● **Required action**:
All of the data below is to be output exactly as written.

***** Records to process *****

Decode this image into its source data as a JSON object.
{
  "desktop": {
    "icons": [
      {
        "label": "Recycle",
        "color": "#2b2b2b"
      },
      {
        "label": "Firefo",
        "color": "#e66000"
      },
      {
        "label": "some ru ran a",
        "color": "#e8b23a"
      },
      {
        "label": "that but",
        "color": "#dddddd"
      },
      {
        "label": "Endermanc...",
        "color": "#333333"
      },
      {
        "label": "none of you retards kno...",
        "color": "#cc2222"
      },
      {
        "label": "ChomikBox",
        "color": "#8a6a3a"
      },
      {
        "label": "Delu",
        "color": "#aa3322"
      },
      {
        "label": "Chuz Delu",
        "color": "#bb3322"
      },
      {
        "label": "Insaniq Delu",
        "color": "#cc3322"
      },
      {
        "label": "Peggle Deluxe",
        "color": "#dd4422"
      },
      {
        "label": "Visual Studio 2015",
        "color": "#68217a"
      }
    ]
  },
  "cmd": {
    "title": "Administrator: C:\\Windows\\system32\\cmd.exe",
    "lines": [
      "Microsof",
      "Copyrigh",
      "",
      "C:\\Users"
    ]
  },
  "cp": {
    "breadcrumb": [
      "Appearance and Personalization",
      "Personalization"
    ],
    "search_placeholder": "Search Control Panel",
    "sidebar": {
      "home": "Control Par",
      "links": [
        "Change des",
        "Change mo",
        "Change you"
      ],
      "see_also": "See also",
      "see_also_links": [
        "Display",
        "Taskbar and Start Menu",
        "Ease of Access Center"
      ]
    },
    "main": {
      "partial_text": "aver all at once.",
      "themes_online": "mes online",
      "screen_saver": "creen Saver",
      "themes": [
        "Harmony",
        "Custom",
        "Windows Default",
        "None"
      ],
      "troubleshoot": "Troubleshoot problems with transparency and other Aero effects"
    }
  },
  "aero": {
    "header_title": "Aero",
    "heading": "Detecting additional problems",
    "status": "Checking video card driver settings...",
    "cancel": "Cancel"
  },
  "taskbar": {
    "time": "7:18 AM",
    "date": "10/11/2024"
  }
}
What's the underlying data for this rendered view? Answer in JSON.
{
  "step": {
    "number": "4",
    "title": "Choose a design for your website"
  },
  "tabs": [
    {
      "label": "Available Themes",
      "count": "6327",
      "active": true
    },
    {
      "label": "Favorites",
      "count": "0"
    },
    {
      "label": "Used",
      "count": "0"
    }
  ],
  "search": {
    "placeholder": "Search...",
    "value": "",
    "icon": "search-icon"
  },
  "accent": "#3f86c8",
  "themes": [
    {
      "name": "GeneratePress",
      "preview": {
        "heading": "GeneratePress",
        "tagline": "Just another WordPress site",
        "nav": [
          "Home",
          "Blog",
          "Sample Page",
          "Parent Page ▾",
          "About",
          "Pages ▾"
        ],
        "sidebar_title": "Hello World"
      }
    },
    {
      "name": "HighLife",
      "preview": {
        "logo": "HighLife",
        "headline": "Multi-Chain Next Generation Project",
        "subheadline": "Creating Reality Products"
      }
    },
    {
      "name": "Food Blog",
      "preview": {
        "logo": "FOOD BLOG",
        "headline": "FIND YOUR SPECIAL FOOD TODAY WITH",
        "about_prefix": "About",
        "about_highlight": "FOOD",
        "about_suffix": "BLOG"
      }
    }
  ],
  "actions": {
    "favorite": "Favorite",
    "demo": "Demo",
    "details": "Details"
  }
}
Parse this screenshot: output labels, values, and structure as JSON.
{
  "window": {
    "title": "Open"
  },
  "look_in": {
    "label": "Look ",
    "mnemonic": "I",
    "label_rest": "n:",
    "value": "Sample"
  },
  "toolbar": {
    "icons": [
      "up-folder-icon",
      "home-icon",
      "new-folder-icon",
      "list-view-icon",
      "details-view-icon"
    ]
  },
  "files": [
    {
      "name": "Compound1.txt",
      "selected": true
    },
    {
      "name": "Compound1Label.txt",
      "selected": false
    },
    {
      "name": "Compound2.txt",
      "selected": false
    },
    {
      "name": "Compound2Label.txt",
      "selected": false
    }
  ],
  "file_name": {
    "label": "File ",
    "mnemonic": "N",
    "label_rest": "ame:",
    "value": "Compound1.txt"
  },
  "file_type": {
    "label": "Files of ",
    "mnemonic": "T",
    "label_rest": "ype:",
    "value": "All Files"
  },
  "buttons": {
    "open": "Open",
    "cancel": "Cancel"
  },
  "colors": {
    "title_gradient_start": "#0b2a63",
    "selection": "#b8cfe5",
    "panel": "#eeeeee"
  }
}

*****

● **Result of the task**:
Decode this image into its source data as a JSON object.
{
  "desktop": {
    "icons": [
      {
        "label": "Recycle",
        "color": "#2b2b2b"
      },
      {
        "label": "Firefo",
        "color": "#e66000"
      },
      {
        "label": "some ru ran a",
        "color": "#e8b23a"
      },
      {
        "label": "that but",
        "color": "#dddddd"
      },
      {
        "label": "Endermanc...",
        "color": "#333333"
      },
      {
        "label": "none of you retards kno...",
        "color": "#cc2222"
      },
      {
        "label": "ChomikBox",
        "color": "#8a6a3a"
      },
      {
        "label": "Delu",
        "color": "#aa3322"
      },
      {
        "label": "Chuz Delu",
        "color": "#bb3322"
      },
      {
        "label": "Insaniq Delu",
        "color": "#cc3322"
      },
      {
        "label": "Peggle Deluxe",
        "color": "#dd4422"
      },
      {
        "label": "Visual Studio 2015",
        "color": "#68217a"
      }
    ]
  },
  "cmd": {
    "title": "Administrator: C:\\Windows\\system32\\cmd.exe",
    "lines": [
      "Microsof",
      "Copyrigh",
      "",
      "C:\\Users"
    ]
  },
  "cp": {
    "breadcrumb": [
      "Appearance and Personalization",
      "Personalization"
    ],
    "search_placeholder": "Search Control Panel",
    "sidebar": {
      "home": "Control Par",
      "links": [
        "Change des",
        "Change mo",
        "Change you"
      ],
      "see_also": "See also",
      "see_also_links": [
        "Display",
        "Taskbar and Start Menu",
        "Ease of Access Center"
      ]
    },
    "main": {
      "partial_text": "aver all at once.",
      "themes_online": "mes online",
      "screen_saver": "creen Saver",
      "themes": [
        "Harmony",
        "Custom",
        "Windows Default",
        "None"
      ],
      "troubleshoot": "Troubleshoot problems with transparency and other Aero effects"
    }
  },
  "aero": {
    "header_title": "Aero",
    "heading": "Detecting additional problems",
    "status": "Checking video card driver settings...",
    "cancel": "Cancel"
  },
  "taskbar": {
    "time": "7:18 AM",
    "date": "10/11/2024"
  }
}
What's the underlying data for this rendered view? Answer in JSON.
{
  "step": {
    "number": "4",
    "title": "Choose a design for your website"
  },
  "tabs": [
    {
      "label": "Available Themes",
      "count": "6327",
      "active": true
    },
    {
      "label": "Favorites",
      "count": "0"
    },
    {
      "label": "Used",
      "count": "0"
    }
  ],
  "search": {
    "placeholder": "Search...",
    "value": "",
    "icon": "search-icon"
  },
  "accent": "#3f86c8",
  "themes": [
    {
      "name": "GeneratePress",
      "preview": {
        "heading": "GeneratePress",
        "tagline": "Just another WordPress site",
        "nav": [
          "Home",
          "Blog",
          "Sample Page",
          "Parent Page ▾",
          "About",
          "Pages ▾"
        ],
        "sidebar_title": "Hello World"
      }
    },
    {
      "name": "HighLife",
      "preview": {
        "logo": "HighLife",
        "headline": "Multi-Chain Next Generation Project",
        "subheadline": "Creating Reality Products"
      }
    },
    {
      "name": "Food Blog",
      "preview": {
        "logo": "FOOD BLOG",
        "headline": "FIND YOUR SPECIAL FOOD TODAY WITH",
        "about_prefix": "About",
        "about_highlight": "FOOD",
        "about_suffix": "BLOG"
      }
    }
  ],
  "actions": {
    "favorite": "Favorite",
    "demo": "Demo",
    "details": "Details"
  }
}
Parse this screenshot: output labels, values, and structure as JSON.
{
  "window": {
    "title": "Open"
  },
  "look_in": {
    "label": "Look ",
    "mnemonic": "I",
    "label_rest": "n:",
    "value": "Sample"
  },
  "toolbar": {
    "icons": [
      "up-folder-icon",
      "home-icon",
      "new-folder-icon",
      "list-view-icon",
      "details-view-icon"
    ]
  },
  "files": [
    {
      "name": "Compound1.txt",
      "selected": true
    },
    {
      "name": "Compound1Label.txt",
      "selected": false
    },
    {
      "name": "Compound2.txt",
      "selected": false
    },
    {
      "name": "Compound2Label.txt",
      "selected": false
    }
  ],
  "file_name": {
    "label": "File ",
    "mnemonic": "N",
    "label_rest": "ame:",
    "value": "Compound1.txt"
  },
  "file_type": {
    "label": "Files of ",
    "mnemonic": "T",
    "label_rest": "ype:",
    "value": "All Files"
  },
  "buttons": {
    "open": "Open",
    "cancel": "Cancel"
  },
  "colors": {
    "title_gradient_start": "#0b2a63",
    "selection": "#b8cfe5",
    "panel": "#eeeeee"
  }
}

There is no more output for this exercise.